Excerpt from The Art & Science of Wine Retail
...your arrangement can take many different forms. Each has its advantages and disadvantages.
I once experimented with the display of a few Middle Eastern wines, including a white Xynisteri from Cyprus, Bargylus from Syria (an amazing wine) and the venerable Chateau Musar from Lebanon. For the first two months I simply placed a few bottles of the Xynisteri in the miscellaneous white varietal section, and the two red wines from Syria and Lebanon in the red blend section, which also included wines from California, Australia, South America, the Languedoc and Bordeaux — an overcrowded section, really. For the next two months, I separated and highlighted them within their respective sections in order to bring them a little attention, but within a framework in which customers were familiar. For the final two months, I gave them their own section — Middle Eastern wines.

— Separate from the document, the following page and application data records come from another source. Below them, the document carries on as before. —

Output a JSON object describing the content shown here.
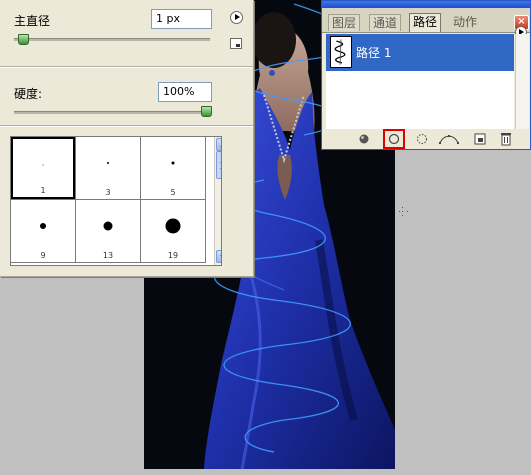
{
  "brush_options": {
    "diameter_label": "主直径",
    "diameter_value": "1 px",
    "hardness_label": "硬度:",
    "hardness_value": "100%",
    "diameter_slider_level": 0.02,
    "hardness_slider_level": 1.0,
    "presets": [
      {
        "size_label": "1",
        "selected": true
      },
      {
        "size_label": "3",
        "selected": false
      },
      {
        "size_label": "5",
        "selected": false
      },
      {
        "size_label": "9",
        "selected": false
      },
      {
        "size_label": "13",
        "selected": false
      },
      {
        "size_label": "19",
        "selected": false
      }
    ]
  },
  "paths_palette": {
    "tabs": [
      "图层",
      "通道",
      "路径",
      "动作"
    ],
    "active_tab": "路径",
    "close_glyph": "×",
    "path_items": [
      {
        "name": "路径 1",
        "selected": true
      }
    ],
    "footer_icons": [
      "fill-path-icon",
      "stroke-path-icon",
      "load-selection-icon",
      "make-work-path-icon",
      "new-path-icon",
      "delete-path-icon"
    ],
    "highlighted_footer_icon": "stroke-path-icon"
  },
  "colors": {
    "panel_bg": "#ece9d8",
    "selection_blue": "#3268c5",
    "highlight_red": "#e00000",
    "dress_blue": "#1e2fa8"
  }
}
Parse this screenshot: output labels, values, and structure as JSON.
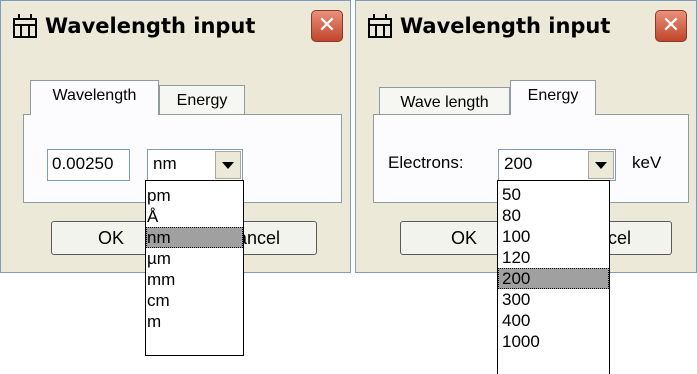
{
  "colors": {
    "window_bg": "#ece9d8",
    "panel_bg": "#fcfcfe",
    "close_red": "#d2583a",
    "selection": "#a0a0a0"
  },
  "left_dialog": {
    "title": "Wavelength input",
    "icon": "wavelength-app-icon",
    "tabs": [
      {
        "label": "Wavelength",
        "active": true
      },
      {
        "label": "Energy",
        "active": false
      }
    ],
    "value_input": "0.00250",
    "unit_selected": "nm",
    "unit_options": [
      "pm",
      "Å",
      "nm",
      "µm",
      "mm",
      "cm",
      "m"
    ],
    "ok_label": "OK",
    "cancel_label": "Cancel"
  },
  "right_dialog": {
    "title": "Wavelength input",
    "icon": "wavelength-app-icon",
    "tabs": [
      {
        "label": "Wave length",
        "active": false
      },
      {
        "label": "Energy",
        "active": true
      }
    ],
    "electrons_label": "Electrons:",
    "energy_selected": "200",
    "energy_unit": "keV",
    "energy_options": [
      "50",
      "80",
      "100",
      "120",
      "200",
      "300",
      "400",
      "1000"
    ],
    "ok_label": "OK",
    "cancel_label": "Cancel"
  }
}
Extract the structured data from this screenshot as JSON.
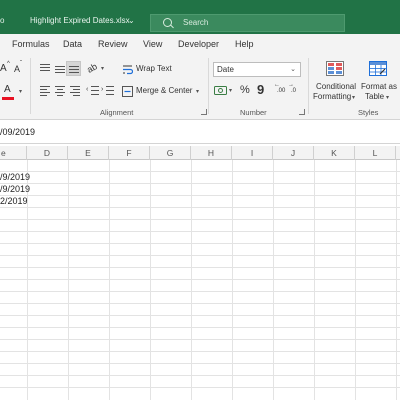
{
  "title_bar": {
    "left_fragment": "o",
    "file_name": "Highlight Expired Dates.xlsx",
    "file_caret": "⌄",
    "search_placeholder": "Search",
    "background": "#217346"
  },
  "menu": {
    "items": [
      "Formulas",
      "Data",
      "Review",
      "View",
      "Developer",
      "Help"
    ]
  },
  "ribbon": {
    "font": {
      "grow_label": "A",
      "shrink_label": "A",
      "font_color_label": "A",
      "font_color": "#e81123"
    },
    "alignment": {
      "group_label": "Alignment",
      "wrap_text_label": "Wrap Text",
      "merge_center_label": "Merge & Center"
    },
    "number": {
      "group_label": "Number",
      "format_value": "Date",
      "percent_label": "%",
      "comma_label": "9"
    },
    "styles": {
      "group_label": "Styles",
      "conditional_formatting_line1": "Conditional",
      "conditional_formatting_line2": "Formatting",
      "format_as_table_line1": "Format as",
      "format_as_table_line2": "Table"
    }
  },
  "formula_bar": {
    "content": "/09/2019"
  },
  "grid": {
    "column_headers": [
      "e",
      "D",
      "E",
      "F",
      "G",
      "H",
      "I",
      "J",
      "K",
      "L"
    ],
    "cells": [
      "/9/2019",
      "/9/2019",
      "2/2019"
    ]
  }
}
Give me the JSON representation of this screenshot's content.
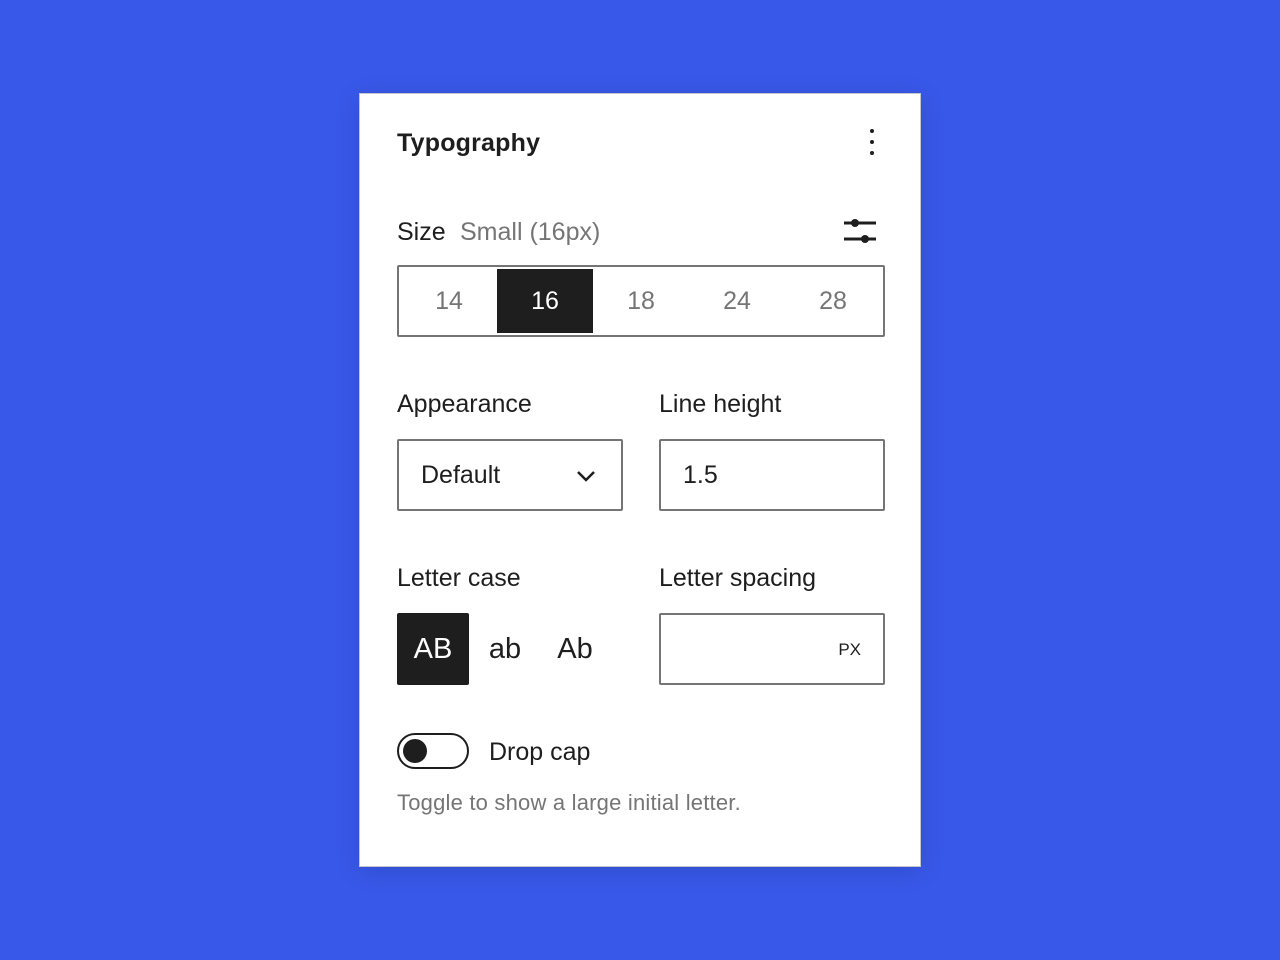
{
  "panel": {
    "title": "Typography",
    "more_icon": "more-vertical-icon"
  },
  "size": {
    "label": "Size",
    "value": "Small (16px)",
    "custom_icon": "settings-sliders-icon",
    "options": [
      "14",
      "16",
      "18",
      "24",
      "28"
    ],
    "selected": "16"
  },
  "appearance": {
    "label": "Appearance",
    "value": "Default",
    "icon": "chevron-down-icon"
  },
  "line_height": {
    "label": "Line height",
    "value": "1.5"
  },
  "letter_case": {
    "label": "Letter case",
    "options": [
      "AB",
      "ab",
      "Ab"
    ],
    "selected": "AB"
  },
  "letter_spacing": {
    "label": "Letter spacing",
    "value": "",
    "unit": "PX"
  },
  "drop_cap": {
    "label": "Drop cap",
    "enabled": false,
    "help": "Toggle to show a large initial letter."
  },
  "colors": {
    "background": "#3858e9",
    "panel": "#ffffff",
    "primary": "#1e1e1e",
    "muted": "#757575"
  }
}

When given a section of their own, not a single bottle sold aside from a bottle of Chateau Musar, and it was to a customer who came in specifically asking for it. But when highlighted and semi-separated within their respective sections (miscellaneous whites and red blends) they sold well — just under a case for the three combined wines. Not bad for “unknown” wines in a 60 day period.
This experiment simply reaffirmed for me the belief that customers are willing to try different wines, as long as they have some sort of reference. This axiom should be an element of any wine shop’s strategy when it comes to the arrangement of its wines throughout the store.
One final word when it comes to arranging your wines: what works for one wine shop might not work well for another. Always take your local market into consideration. Mediterranean wines, for example, might do well to have their own department in a large city.